== AVAILABLE RECORDS ==

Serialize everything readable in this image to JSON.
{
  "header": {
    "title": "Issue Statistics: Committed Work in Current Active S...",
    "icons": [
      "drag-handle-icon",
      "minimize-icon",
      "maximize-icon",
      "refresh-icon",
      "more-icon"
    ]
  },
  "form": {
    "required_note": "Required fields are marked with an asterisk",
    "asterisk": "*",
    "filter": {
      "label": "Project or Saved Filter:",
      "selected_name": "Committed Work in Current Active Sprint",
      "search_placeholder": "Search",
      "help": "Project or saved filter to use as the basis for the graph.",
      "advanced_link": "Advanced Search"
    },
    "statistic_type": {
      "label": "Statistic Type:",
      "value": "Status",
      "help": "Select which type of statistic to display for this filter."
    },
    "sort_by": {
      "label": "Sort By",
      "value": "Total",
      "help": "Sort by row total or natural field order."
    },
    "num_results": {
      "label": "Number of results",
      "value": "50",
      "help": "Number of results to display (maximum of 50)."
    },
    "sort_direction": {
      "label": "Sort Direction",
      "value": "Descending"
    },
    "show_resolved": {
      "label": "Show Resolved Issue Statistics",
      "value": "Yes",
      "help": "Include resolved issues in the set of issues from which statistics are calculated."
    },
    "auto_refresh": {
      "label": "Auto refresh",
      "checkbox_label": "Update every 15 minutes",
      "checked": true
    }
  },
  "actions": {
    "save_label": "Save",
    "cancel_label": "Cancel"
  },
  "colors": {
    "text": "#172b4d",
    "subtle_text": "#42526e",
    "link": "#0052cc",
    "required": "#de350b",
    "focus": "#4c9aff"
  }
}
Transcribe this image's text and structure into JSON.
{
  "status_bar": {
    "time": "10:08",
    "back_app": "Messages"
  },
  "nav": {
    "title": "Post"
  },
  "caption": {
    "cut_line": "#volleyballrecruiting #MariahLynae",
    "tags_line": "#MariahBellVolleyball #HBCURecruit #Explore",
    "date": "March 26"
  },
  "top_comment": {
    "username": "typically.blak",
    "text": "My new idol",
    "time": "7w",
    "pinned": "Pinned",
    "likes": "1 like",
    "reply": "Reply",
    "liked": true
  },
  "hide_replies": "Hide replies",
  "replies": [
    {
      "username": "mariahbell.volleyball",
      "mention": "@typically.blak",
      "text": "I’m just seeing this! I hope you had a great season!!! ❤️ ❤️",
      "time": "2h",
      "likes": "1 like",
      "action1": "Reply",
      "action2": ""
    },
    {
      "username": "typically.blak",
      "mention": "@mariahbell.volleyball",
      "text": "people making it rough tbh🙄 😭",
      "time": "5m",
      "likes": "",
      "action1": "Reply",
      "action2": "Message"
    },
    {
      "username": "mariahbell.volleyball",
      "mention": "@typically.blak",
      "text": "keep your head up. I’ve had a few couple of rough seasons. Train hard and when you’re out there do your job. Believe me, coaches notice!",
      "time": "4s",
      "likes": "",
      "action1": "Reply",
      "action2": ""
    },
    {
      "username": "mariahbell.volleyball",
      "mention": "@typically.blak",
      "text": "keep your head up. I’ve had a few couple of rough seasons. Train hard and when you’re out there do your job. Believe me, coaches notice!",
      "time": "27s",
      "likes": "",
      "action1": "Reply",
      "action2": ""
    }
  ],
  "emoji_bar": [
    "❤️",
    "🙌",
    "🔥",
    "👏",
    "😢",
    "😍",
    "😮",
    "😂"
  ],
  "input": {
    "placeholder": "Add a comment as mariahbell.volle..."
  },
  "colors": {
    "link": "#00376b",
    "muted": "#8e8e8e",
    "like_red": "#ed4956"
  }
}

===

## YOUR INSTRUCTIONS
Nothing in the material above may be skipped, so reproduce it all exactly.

## ANSWER
Serialize everything readable in this image to JSON.
{
  "header": {
    "title": "Issue Statistics: Committed Work in Current Active S...",
    "icons": [
      "drag-handle-icon",
      "minimize-icon",
      "maximize-icon",
      "refresh-icon",
      "more-icon"
    ]
  },
  "form": {
    "required_note": "Required fields are marked with an asterisk",
    "asterisk": "*",
    "filter": {
      "label": "Project or Saved Filter:",
      "selected_name": "Committed Work in Current Active Sprint",
      "search_placeholder": "Search",
      "help": "Project or saved filter to use as the basis for the graph.",
      "advanced_link": "Advanced Search"
    },
    "statistic_type": {
      "label": "Statistic Type:",
      "value": "Status",
      "help": "Select which type of statistic to display for this filter."
    },
    "sort_by": {
      "label": "Sort By",
      "value": "Total",
      "help": "Sort by row total or natural field order."
    },
    "num_results": {
      "label": "Number of results",
      "value": "50",
      "help": "Number of results to display (maximum of 50)."
    },
    "sort_direction": {
      "label": "Sort Direction",
      "value": "Descending"
    },
    "show_resolved": {
      "label": "Show Resolved Issue Statistics",
      "value": "Yes",
      "help": "Include resolved issues in the set of issues from which statistics are calculated."
    },
    "auto_refresh": {
      "label": "Auto refresh",
      "checkbox_label": "Update every 15 minutes",
      "checked": true
    }
  },
  "actions": {
    "save_label": "Save",
    "cancel_label": "Cancel"
  },
  "colors": {
    "text": "#172b4d",
    "subtle_text": "#42526e",
    "link": "#0052cc",
    "required": "#de350b",
    "focus": "#4c9aff"
  }
}
Transcribe this image's text and structure into JSON.
{
  "status_bar": {
    "time": "10:08",
    "back_app": "Messages"
  },
  "nav": {
    "title": "Post"
  },
  "caption": {
    "cut_line": "#volleyballrecruiting #MariahLynae",
    "tags_line": "#MariahBellVolleyball #HBCURecruit #Explore",
    "date": "March 26"
  },
  "top_comment": {
    "username": "typically.blak",
    "text": "My new idol",
    "time": "7w",
    "pinned": "Pinned",
    "likes": "1 like",
    "reply": "Reply",
    "liked": true
  },
  "hide_replies": "Hide replies",
  "replies": [
    {
      "username": "mariahbell.volleyball",
      "mention": "@typically.blak",
      "text": "I’m just seeing this! I hope you had a great season!!! ❤️ ❤️",
      "time": "2h",
      "likes": "1 like",
      "action1": "Reply",
      "action2": ""
    },
    {
      "username": "typically.blak",
      "mention": "@mariahbell.volleyball",
      "text": "people making it rough tbh🙄 😭",
      "time": "5m",
      "likes": "",
      "action1": "Reply",
      "action2": "Message"
    },
    {
      "username": "mariahbell.volleyball",
      "mention": "@typically.blak",
      "text": "keep your head up. I’ve had a few couple of rough seasons. Train hard and when you’re out there do your job. Believe me, coaches notice!",
      "time": "4s",
      "likes": "",
      "action1": "Reply",
      "action2": ""
    },
    {
      "username": "mariahbell.volleyball",
      "mention": "@typically.blak",
      "text": "keep your head up. I’ve had a few couple of rough seasons. Train hard and when you’re out there do your job. Believe me, coaches notice!",
      "time": "27s",
      "likes": "",
      "action1": "Reply",
      "action2": ""
    }
  ],
  "emoji_bar": [
    "❤️",
    "🙌",
    "🔥",
    "👏",
    "😢",
    "😍",
    "😮",
    "😂"
  ],
  "input": {
    "placeholder": "Add a comment as mariahbell.volle..."
  },
  "colors": {
    "link": "#00376b",
    "muted": "#8e8e8e",
    "like_red": "#ed4956"
  }
}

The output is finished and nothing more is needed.